At Phinda, they undertake ten or 15 notchings a year, with places available for guests on safari at one of their beautiful lodges. We stay at two: Mountain Lodge, with its fabulous views over the rest of the reserve, and the even more magical Forest Lodge, set deep in the rare ‘sand forest’. Each glass-walled cabin nestles among the trees, completely cut off from its neighbours, with only the rustle of the red duiker deer to provide a soundtrack (unless, of course, you indulge in one of the divinely relaxing massages, which are administered in the open-air privacy of your verandah).
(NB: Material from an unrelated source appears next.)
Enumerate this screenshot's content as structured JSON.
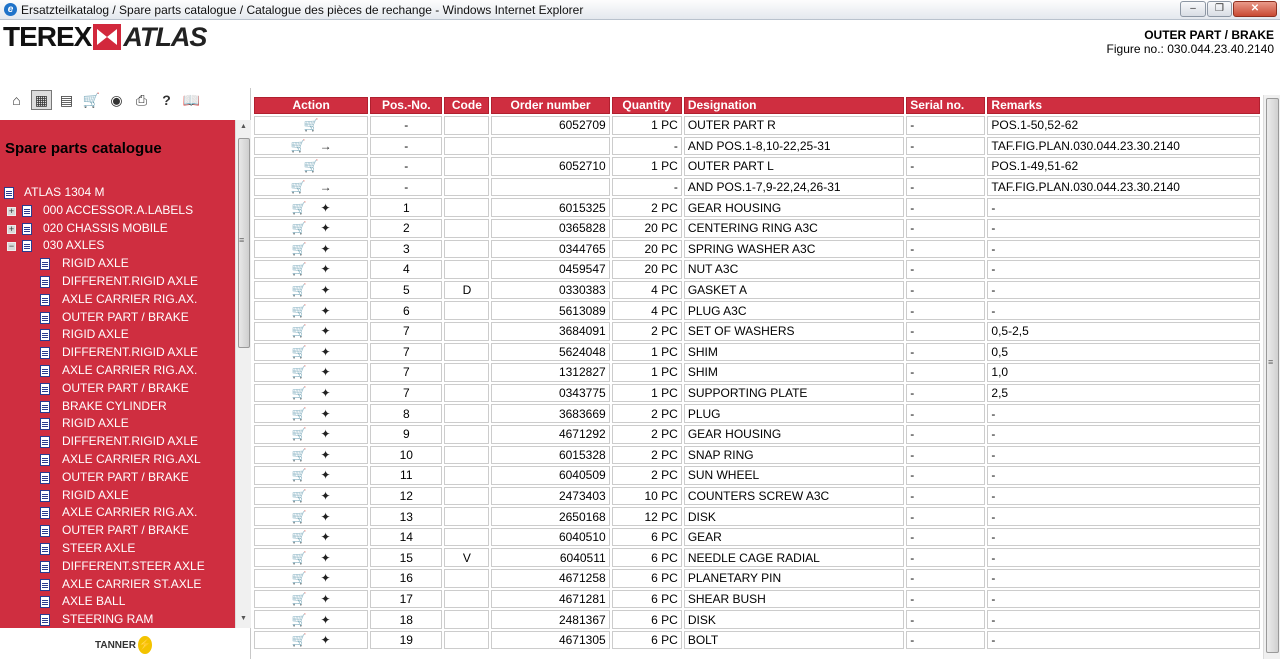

Not that anyone would want to spend a great deal of time in their room, luxurious and sybaritic though it might be. The lure of the morning and evening game drives, managed by wonderfully knowledgeable rangers and trackers, are too much to resist. On our first night at Phinda, we happened upon a pride of lions, lying sated around the carcass of a recently devoured buffalo. They were too full to take much notice of us until, without warning, one young male reared its head and looked straight at us. The gaze of a lion, post-prandial or otherwise, is not something you forget in a hurry. On another evening, we found ourselves driving towards the sound of trampling; suddenly, in the moonlight, we made out the ghostly grey shape of an elephant, snacking on a few acacia branches. And perhaps most captivating of all was the sight of a cheetah and her cubs, two of them injured by marauding males, all of them clinging together for survival. But it’s not just the marquee animals that fascinate; one of my abiding memories is of sitting, utterly quiet, watching two nyala antelope squaring up over territory. Eventually one slunk off, defeated by who knows what subtle signal of dominance. And I defy anyone not to be charmed by a warthog.
All of these spectacles were viewed from the comfort of a Land Cruiser. Most memorable of all, though, was the moment we abandoned the car and went on a bushwalk. We spent some hours on the trail of a herd of bison who, despite their size, proved trickier to locate and more fleet of foot than you might imagine. We ended up leaving them to roam in peace, but the experience of merely walking through this untamed landscape felt like privilege enough.
Mahlatini (www.mahlatini.com) offers a five-night Zululand safari at &Beyond Phinda from £2,650 per person, including flights, transfers and scheduled safari activities. Rhino-tagging is extra.